LITTLE ROCK, Ark. — It's been about a week since the FDA approved a second COVID booster shot for people at least 50 years old and those that are immunocompromised.
Throughout the pandemic we've seen many rush to their local pharmacies and clinics whenever new vaccine eligibility is announced, but this time it's a little different.
Between pandemic fatigue and the three previous shots, people may have let this announcement fly under the radar. This increased vaccine eligibility and push from health officials now has many asking why do I need another if I already have three?
Well, Dr. Robert Hopkins of UAMS, said that's because this shot is just as important as the very first one you received.
"Let's get that high level of immunity back up there because we sure don't want to see those folks in the hospital," he said.
As it stands, you're eligible to get a second booster shot if it's been at least four months since your last booster and you're either immunocompromised or at least 50 years old.
With that in mind, many are wondering why it's so important to get the second booster shot and Dr. Hopkins said there's a good reason for it.
"We do know that those that have gotten a single booster are still highly protected against having severe disease, but taking this booster helps again reduce that rate even further," he said.
So the big question is, do you need to rush to get it? Well, that depends.
Dr. Hopkins urges those with health issues to head to a local pharmacy as soon as they can. But, his advice is a little different for those that are healthy and eligible.
"You don't need to rush in and make it an emergency to get it done. You should get it done, but you can take your time a little bit," he said.
That relaxed approach is a mentality that's already being adopted by some in the state as it's something that Randy Kassissieh is seeing at his pharmacy in North Little Rock.
"We may have given out a handful of second boosters, that's about it right now," he said.
That handful of shots is a complete 180 when Kassissieh compares it to the first round of booster shots.
"We were probably doing hundreds those weeks. Probably 30 or 40 in a day and now we're doing 25 in a week," he said.
That's not the case for all pharmacies though, as it's a bit of a different story at Freiderica Pharmacy and Compounding.
Owner Lyn Fruchey said there's a good turnout, but he believes it's been a tad slower because of the smaller patient group and lower infections.
"People are kind of having a wait and see thought. A lot of them are," he said.

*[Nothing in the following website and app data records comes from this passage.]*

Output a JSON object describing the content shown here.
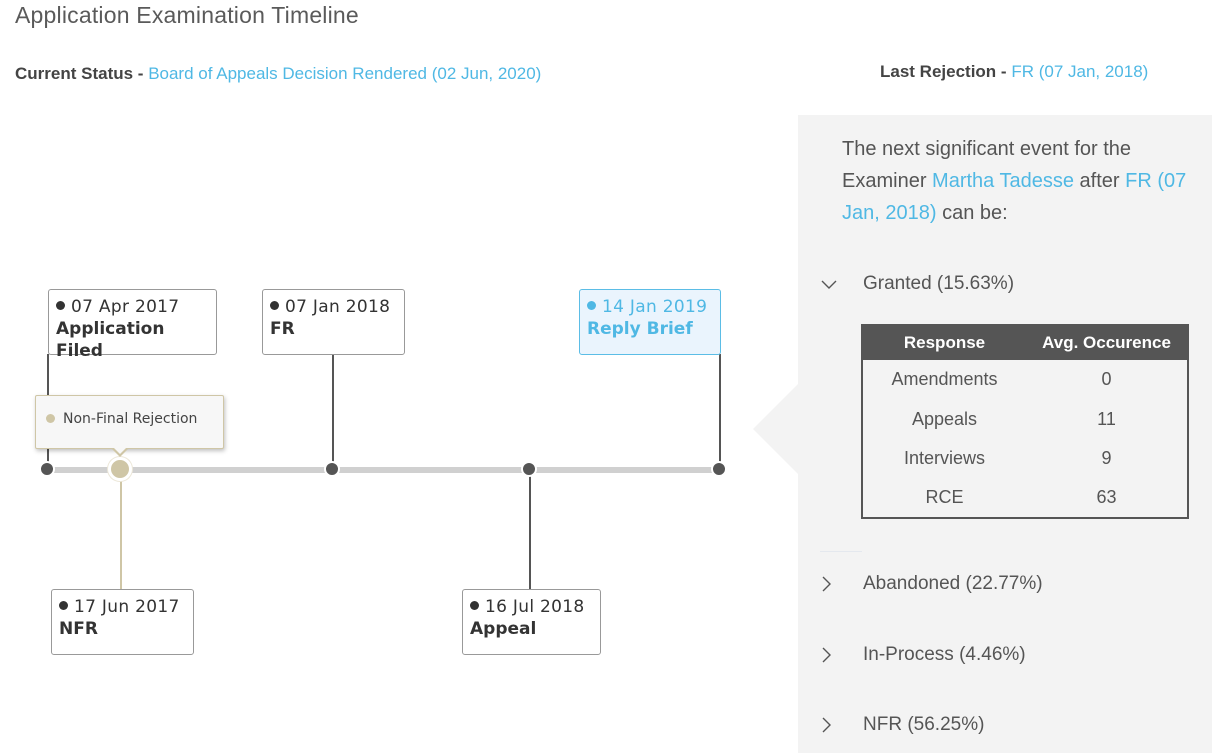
{
  "header": {
    "title": "Application Examination Timeline",
    "current_status_label": "Current Status - ",
    "current_status_value": "Board of Appeals Decision Rendered (02 Jun, 2020)",
    "last_rejection_label": "Last Rejection - ",
    "last_rejection_value": "FR (07 Jan, 2018)"
  },
  "timeline": {
    "events": [
      {
        "date": "07 Apr 2017",
        "name": "Application Filed",
        "position": "above"
      },
      {
        "date": "17 Jun 2017",
        "name": "NFR",
        "position": "below"
      },
      {
        "date": "07 Jan 2018",
        "name": "FR",
        "position": "above"
      },
      {
        "date": "16 Jul 2018",
        "name": "Appeal",
        "position": "below"
      },
      {
        "date": "14 Jan 2019",
        "name": "Reply Brief",
        "position": "above",
        "active": true
      }
    ],
    "tooltip": "Non-Final Rejection",
    "colors": {
      "accent": "#4fb8e4",
      "node": "#555555",
      "nfr_node": "#cfc6a6",
      "track": "#d0d0d0"
    }
  },
  "panel": {
    "intro_prefix": "The next significant event for the Examiner ",
    "examiner": "Martha Tadesse",
    "intro_middle": " after ",
    "event_ref": "FR (07 Jan, 2018)",
    "intro_suffix": " can be:",
    "outcomes": [
      {
        "label": "Granted (15.63%)",
        "expanded": true
      },
      {
        "label": "Abandoned (22.77%)",
        "expanded": false
      },
      {
        "label": "In-Process (4.46%)",
        "expanded": false
      },
      {
        "label": "NFR (56.25%)",
        "expanded": false
      }
    ],
    "table": {
      "headers": [
        "Response",
        "Avg. Occurence"
      ],
      "rows": [
        [
          "Amendments",
          "0"
        ],
        [
          "Appeals",
          "11"
        ],
        [
          "Interviews",
          "9"
        ],
        [
          "RCE",
          "63"
        ]
      ]
    }
  }
}
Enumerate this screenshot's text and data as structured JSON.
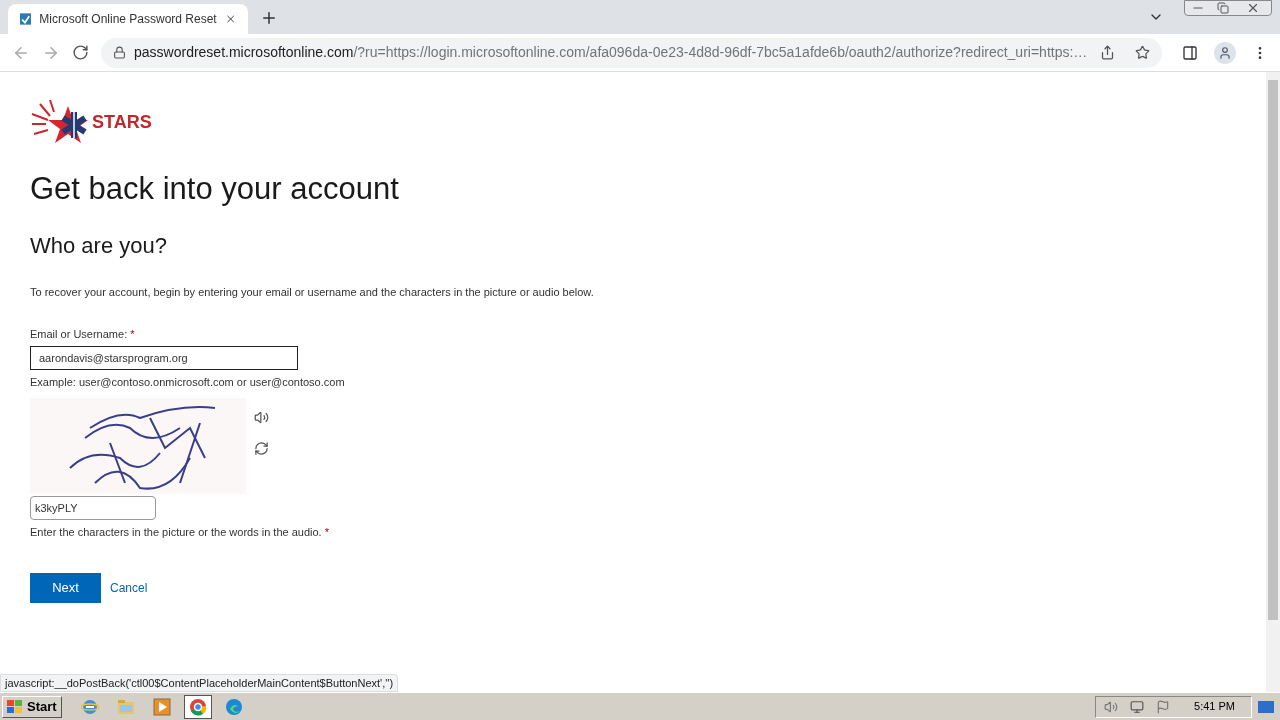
{
  "browser": {
    "tabs": [
      {
        "title": "Microsoft Online Password Reset",
        "selected": true
      }
    ],
    "address": {
      "host": "passwordreset.microsoftonline.com",
      "path": "/?ru=https://login.microsoftonline.com/afa096da-0e23-4d8d-96df-7bc5a1afde6b/oauth2/authorize?redirect_uri=https:…"
    }
  },
  "page": {
    "logo_text": "STARS",
    "title": "Get back into your account",
    "subtitle": "Who are you?",
    "intro": "To recover your account, begin by entering your email or username and the characters in the picture or audio below.",
    "email": {
      "label": "Email or Username:",
      "required_mark": "*",
      "value": "aarondavis@starsprogram.org",
      "example": "Example: user@contoso.onmicrosoft.com or user@contoso.com"
    },
    "captcha": {
      "kind": "picture",
      "value": "k3kyPLY",
      "hint": "Enter the characters in the picture or the words in the audio.",
      "required_mark": "*"
    },
    "buttons": {
      "primary": "Next",
      "secondary": "Cancel"
    }
  },
  "status_link": "javascript:__doPostBack('ctl00$ContentPlaceholderMainContent$ButtonNext','')",
  "taskbar": {
    "start": "Start",
    "apps": [
      {
        "kind": "ie",
        "selected": false
      },
      {
        "kind": "folder",
        "selected": false
      },
      {
        "kind": "media",
        "selected": false
      },
      {
        "kind": "chrome",
        "selected": true
      },
      {
        "kind": "edge",
        "selected": false
      }
    ],
    "time": "5:41 PM"
  }
}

No matter where your head is at, health officials said 'get that second boost.'
"I don't want to let our guard down, when we're at a point where life is moving back towards normal," Fruchey said.
Dr. Hopkins said he's not sure when or if they'll expand the eligibility for the second booster to other age groups, but he is hopeful we will be talking about getting kids five and under that first dose soon.